This is one of those pictures. One tasked with the work of remembering, bearing the weight of all these stories. All our lives we have heard Granddaddy go on and on about Laurinburg, but had never been ourselves. North Carolina has always meant Grandma’s people, and they are from a different part. So after much planning, packing and repacking of the trunk, delayed departure times, a/c battles with grandma who is too cold and pregnant me who is too hot, bumper to bumper lurches and swerves on 95 South, and the obligatory stop at Cracker Barrel, we finally meet the place where so many of my grandfather’s truths are born.
This we do 65 years since he first left Scotland County for college, then army, then wife, then work, then family, then north, then us. He is joined by the three oldest grandchildren for the anniversary of the historic Laurinburg Normal Industrial Institute, his beloved high school that was the only school with secondary education open to black people for miles and miles around. He and his prom date are two of the three members present from the class of 1948. We snap pictures of him with his friends, his brothers’ friends, old neighbors, band mates, and people close to his family.
He takes us on a tour of Laurinburg. We see the funeral home where he had his first job. It is still on Main Street. We learn how to differentiate where the blacks and whites (still) live by the size of the trees planted in the yard. He points out places where the family used to live. Not an actual structure with a roof and four walls, but rather the bush that now grows in the spot where once there was a house where he was born.
At the cemetery, we search old headstones for the family name. He tugs at the overgrown weeds crowding out his grandmother’s name. We listen to the history, its nuances, its inconsistencies, its silences, while standing over the graves of his mother’s mother and his father’s father. There are still headstones missing for some of his people, but they are all buried here he says. This cemetery is so old; some graves have faded markers, and there are headstones that have been knocked over by vandals. As we leave, we see that erosion has partially exposed the coffin of someone else whose family has likely passed on from their Laurinburg days.
He takes us to the church that his grandmother founded. Because no other church would let a woman preach, she started her own. And her workforce of six grandsons dug it out and built it up brick by brick. The church has since expanded, but the original brickwork is still there. He walks around the church, pointing out the features that have survived all the changes a new millennium would bring.
All this we do on his swollen leg, but he is determined to show us where we are from. And we see with each deliberate step that the work of knowing and remembering the map of his life is just beginning.
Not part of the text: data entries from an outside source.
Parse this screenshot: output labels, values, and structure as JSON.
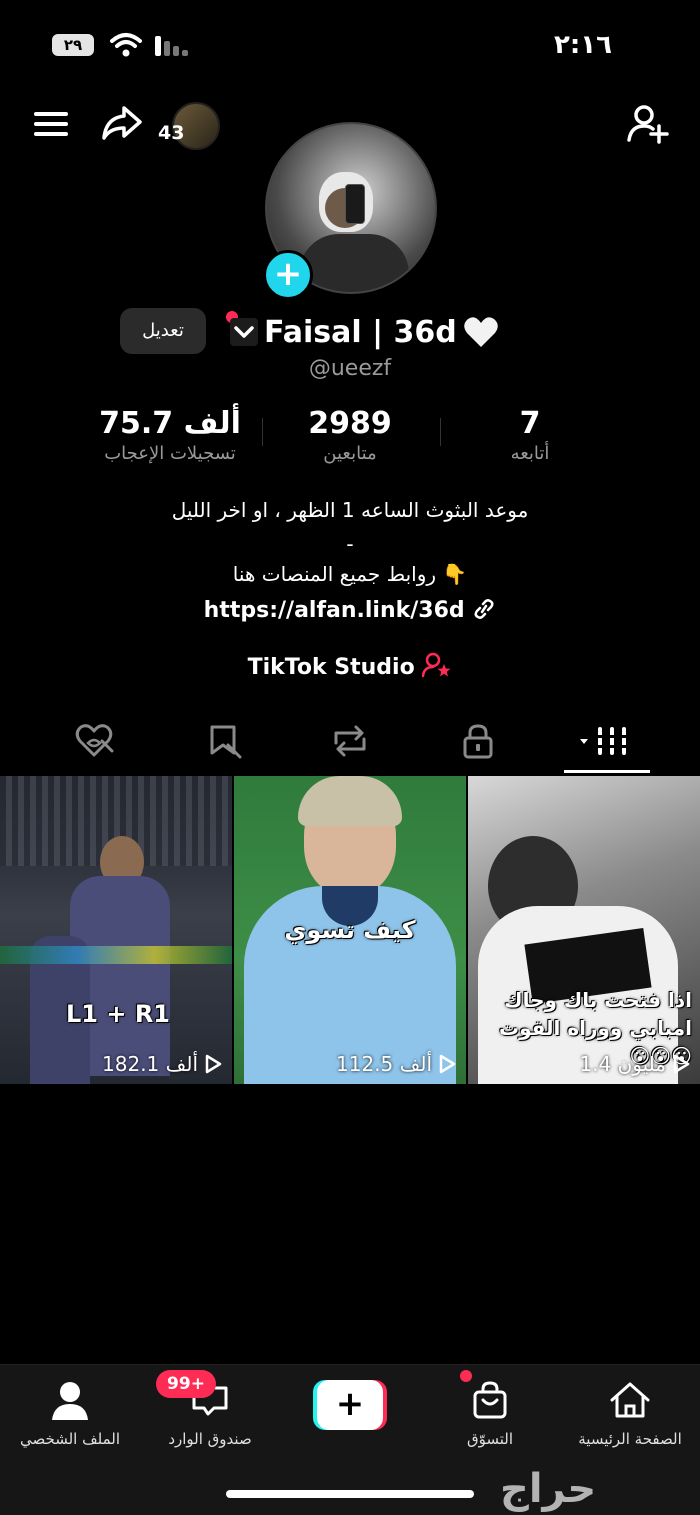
{
  "status_bar": {
    "time": "٢:١٦",
    "battery": "٢٩"
  },
  "top_bar": {
    "avatar_count": "43"
  },
  "profile": {
    "name": "Faisal | 36d",
    "handle": "@ueezf",
    "edit_label": "تعديل",
    "plus_symbol": "+"
  },
  "stats": [
    {
      "value": "7",
      "label": "أتابعه"
    },
    {
      "value": "2989",
      "label": "متابعين"
    },
    {
      "value": "75.7 ألف",
      "label": "تسجيلات الإعجاب"
    }
  ],
  "bio": {
    "line1": "موعد البثوث الساعه 1 الظهر ، او اخر الليل",
    "line2": "-",
    "line3": "روابط جميع المنصات هنا 👇",
    "link": "https://alfan.link/36d",
    "studio": "TikTok Studio"
  },
  "tabs": [
    "videos",
    "private",
    "reposts",
    "tagged",
    "liked"
  ],
  "videos": [
    {
      "caption": "اذا فتحت باك وجاك امبابي ووراه القوت 😮😮😮",
      "views": "1.4 مليون"
    },
    {
      "caption": "كيف تسوي",
      "views": "112.5 ألف"
    },
    {
      "caption": "L1 + R1",
      "views": "182.1 ألف"
    }
  ],
  "bottom_nav": {
    "home": "الصفحة الرئيسية",
    "shop": "التسوّق",
    "inbox": "صندوق الوارد",
    "inbox_badge": "99+",
    "profile": "الملف الشخصي",
    "create_symbol": "+"
  },
  "watermark": "حراج",
  "colors": {
    "accent_cyan": "#20d5ec",
    "accent_red": "#fe2c55"
  }
}
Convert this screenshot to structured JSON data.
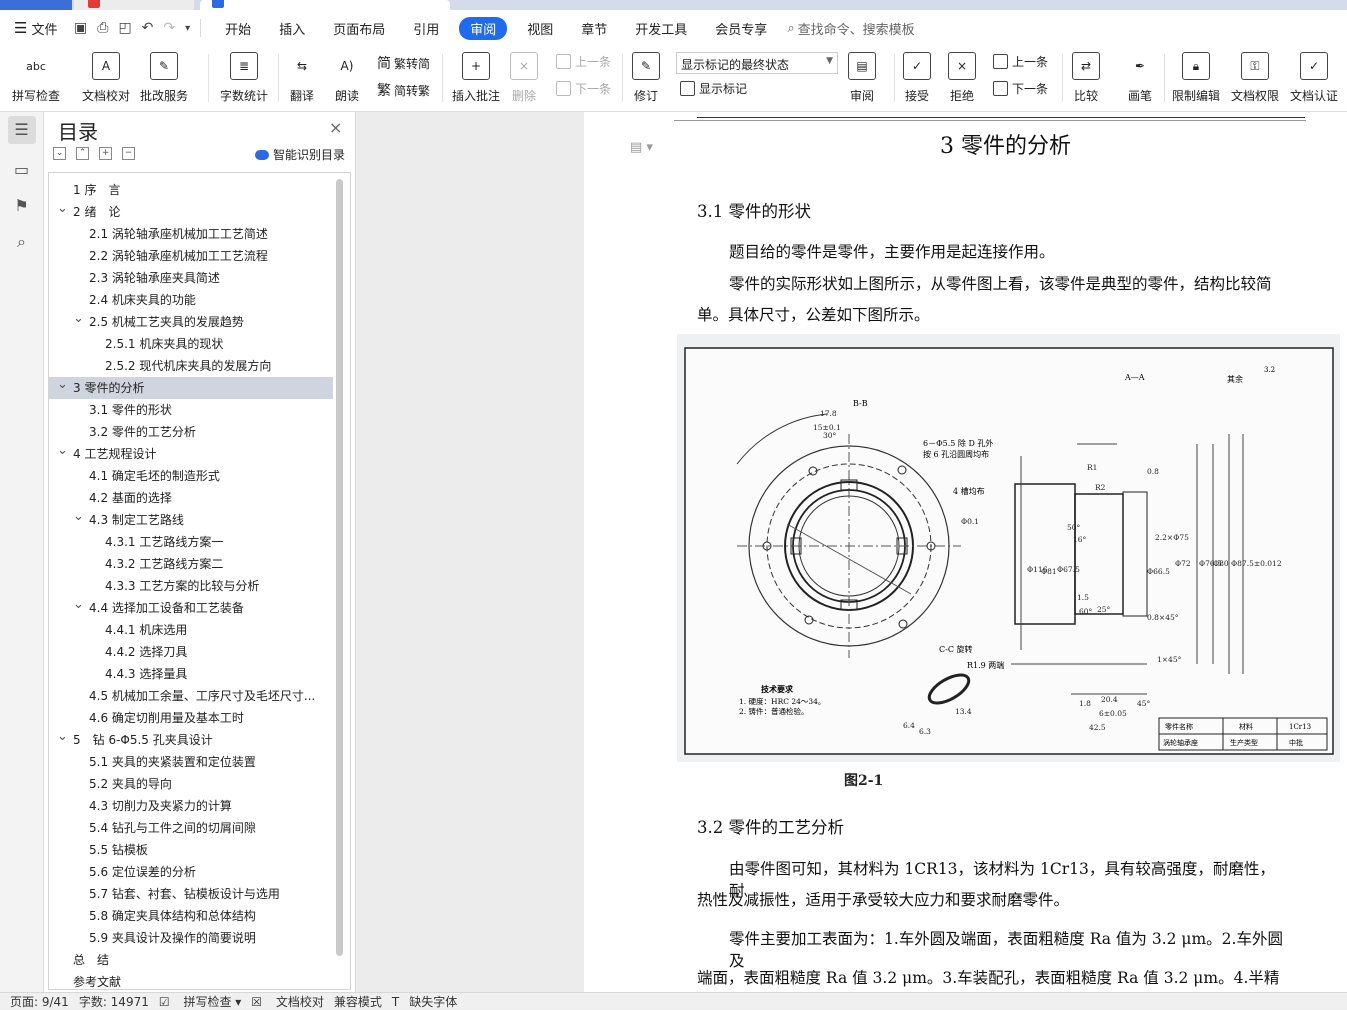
{
  "menubar": {
    "file_label": "文件",
    "items": [
      "开始",
      "插入",
      "页面布局",
      "引用",
      "审阅",
      "视图",
      "章节",
      "开发工具",
      "会员专享"
    ],
    "active_index": 4,
    "search_placeholder": "查找命令、搜索模板",
    "accent_color": "#1f6bf0"
  },
  "ribbon": {
    "spell_check": "拼写检查",
    "doc_proof": "文档校对",
    "comment_service": "批改服务",
    "word_count": "字数统计",
    "translate": "翻译",
    "read_aloud": "朗读",
    "trad_simp": "繁转简",
    "simp_trad": "简转繁",
    "insert_comment": "插入批注",
    "delete": "删除",
    "prev": "上一条",
    "next": "下一条",
    "track": "修订",
    "markup_view": "显示标记的最终状态",
    "show_markup": "显示标记",
    "review": "审阅",
    "accept": "接受",
    "reject": "拒绝",
    "prev2": "上一条",
    "next2": "下一条",
    "compare": "比较",
    "ink": "画笔",
    "restrict_edit": "限制编辑",
    "doc_rights": "文档权限",
    "doc_auth": "文档认证"
  },
  "toc": {
    "title": "目录",
    "ai_button": "智能识别目录",
    "items": [
      {
        "label": "1 序　言",
        "level": 1,
        "arrow": ""
      },
      {
        "label": "2 绪　论",
        "level": 1,
        "arrow": "v"
      },
      {
        "label": "2.1  涡轮轴承座机械加工工艺简述",
        "level": 2,
        "arrow": ""
      },
      {
        "label": "2.2 涡轮轴承座机械加工工艺流程",
        "level": 2,
        "arrow": ""
      },
      {
        "label": "2.3 涡轮轴承座夹具简述",
        "level": 2,
        "arrow": ""
      },
      {
        "label": "2.4 机床夹具的功能",
        "level": 2,
        "arrow": ""
      },
      {
        "label": "2.5 机械工艺夹具的发展趋势",
        "level": 2,
        "arrow": "v"
      },
      {
        "label": "2.5.1 机床夹具的现状",
        "level": 3,
        "arrow": ""
      },
      {
        "label": "2.5.2 现代机床夹具的发展方向",
        "level": 3,
        "arrow": ""
      },
      {
        "label": "3 零件的分析",
        "level": 1,
        "arrow": "v",
        "selected": true
      },
      {
        "label": "3.1 零件的形状",
        "level": 2,
        "arrow": ""
      },
      {
        "label": "3.2 零件的工艺分析",
        "level": 2,
        "arrow": ""
      },
      {
        "label": "4 工艺规程设计",
        "level": 1,
        "arrow": "v"
      },
      {
        "label": "4.1  确定毛坯的制造形式",
        "level": 2,
        "arrow": ""
      },
      {
        "label": "4.2  基面的选择",
        "level": 2,
        "arrow": ""
      },
      {
        "label": "4.3  制定工艺路线",
        "level": 2,
        "arrow": "v"
      },
      {
        "label": "4.3.1  工艺路线方案一",
        "level": 3,
        "arrow": ""
      },
      {
        "label": "4.3.2  工艺路线方案二",
        "level": 3,
        "arrow": ""
      },
      {
        "label": "4.3.3  工艺方案的比较与分析",
        "level": 3,
        "arrow": ""
      },
      {
        "label": "4.4  选择加工设备和工艺装备",
        "level": 2,
        "arrow": "v"
      },
      {
        "label": "4.4.1  机床选用",
        "level": 3,
        "arrow": ""
      },
      {
        "label": "4.4.2  选择刀具",
        "level": 3,
        "arrow": ""
      },
      {
        "label": "4.4.3  选择量具",
        "level": 3,
        "arrow": ""
      },
      {
        "label": "4.5  机械加工余量、工序尺寸及毛坯尺寸...",
        "level": 2,
        "arrow": ""
      },
      {
        "label": "4.6 确定切削用量及基本工时",
        "level": 2,
        "arrow": ""
      },
      {
        "label": "5　钻 6-Φ5.5 孔夹具设计",
        "level": 1,
        "arrow": "v"
      },
      {
        "label": "5.1  夹具的夹紧装置和定位装置",
        "level": 2,
        "arrow": ""
      },
      {
        "label": "5.2  夹具的导向",
        "level": 2,
        "arrow": ""
      },
      {
        "label": "4.3  切削力及夹紧力的计算",
        "level": 2,
        "arrow": ""
      },
      {
        "label": "5.4  钻孔与工件之间的切屑间隙",
        "level": 2,
        "arrow": ""
      },
      {
        "label": "5.5  钻模板",
        "level": 2,
        "arrow": ""
      },
      {
        "label": "5.6 定位误差的分析",
        "level": 2,
        "arrow": ""
      },
      {
        "label": "5.7  钻套、衬套、钻模板设计与选用",
        "level": 2,
        "arrow": ""
      },
      {
        "label": "5.8  确定夹具体结构和总体结构",
        "level": 2,
        "arrow": ""
      },
      {
        "label": "5.9  夹具设计及操作的简要说明",
        "level": 2,
        "arrow": ""
      },
      {
        "label": "总　结",
        "level": 1,
        "arrow": ""
      },
      {
        "label": "参考文献",
        "level": 1,
        "arrow": ""
      }
    ]
  },
  "doc": {
    "h1": "3  零件的分析",
    "h2_1": "3.1 零件的形状",
    "p1": "题目给的零件是零件，主要作用是起连接作用。",
    "p2a": "零件的实际形状如上图所示，从零件图上看，该零件是典型的零件，结构比较简",
    "p2b": "单。具体尺寸，公差如下图所示。",
    "fig_caption": "图2-1",
    "h2_2": "3.2 零件的工艺分析",
    "p3a": "由零件图可知，其材料为 1CR13，该材料为 1Cr13，具有较高强度，耐磨性，耐",
    "p3b": "热性及减振性，适用于承受较大应力和要求耐磨零件。",
    "p4a": "零件主要加工表面为：1.车外圆及端面，表面粗糙度 Ra 值为 3.2 μm。2.车外圆及",
    "p4b": "端面，表面粗糙度 Ra 值 3.2 μm。3.车装配孔，表面粗糙度 Ra 值 3.2 μm。4.半精车侧",
    "drawing": {
      "section_aa": "A—A",
      "rest": "其余",
      "rest_val": "3.2",
      "section_bb": "B-B",
      "holes_note1": "6－Φ5.5 除 D 孔外",
      "holes_note2": "按 6 孔沿圆周均布",
      "grooves": "4 槽均布",
      "cc": "C-C 旋转",
      "r19": "R1.9 两端",
      "tech_title": "技术要求",
      "tech1": "1. 硬度：HRC 24～34。",
      "tech2": "2. 铸件：普通检验。",
      "tb_part": "零件名称",
      "tb_mat": "材料",
      "tb_mat_val": "1Cr13",
      "tb_name": "涡轮轴承座",
      "tb_type": "生产类型",
      "tb_type_val": "中批",
      "dims": [
        "17.8",
        "15±0.1",
        "30°",
        "Φ0.1",
        "Φ116",
        "Φ81",
        "Φ67.5",
        "Φ66.5",
        "Φ72",
        "Φ76.5",
        "Φ80",
        "Φ87.5±0.012",
        "2.2×Φ75",
        "0.8×45°",
        "1×45°",
        "42.5",
        "20.4",
        "6±0.05",
        "45°",
        "R1",
        "R2",
        "0.8",
        "1.5",
        "25°",
        "60°",
        "50°",
        "1.8",
        "6.3",
        "13.4",
        "6.4",
        "16°"
      ]
    }
  },
  "status": {
    "page": "页面: 9/41",
    "words": "字数: 14971",
    "spell": "拼写检查",
    "proof": "文档校对",
    "compat": "兼容模式",
    "missing_font": "缺失字体"
  }
}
There is so much more listening to be done, so much to read between the lines of what he says and does not say. It is as if we are trying to connect the dots between generations, find a bridge in our language that will bring the world of a man who entered Earth in 1929 through a small, segregated town in the South a little closer.
This is an early entry in a series of essays exploring my family’s relationship to Laurinburg, North Carolina and learning about the family legacies through the eyes of my grandfather.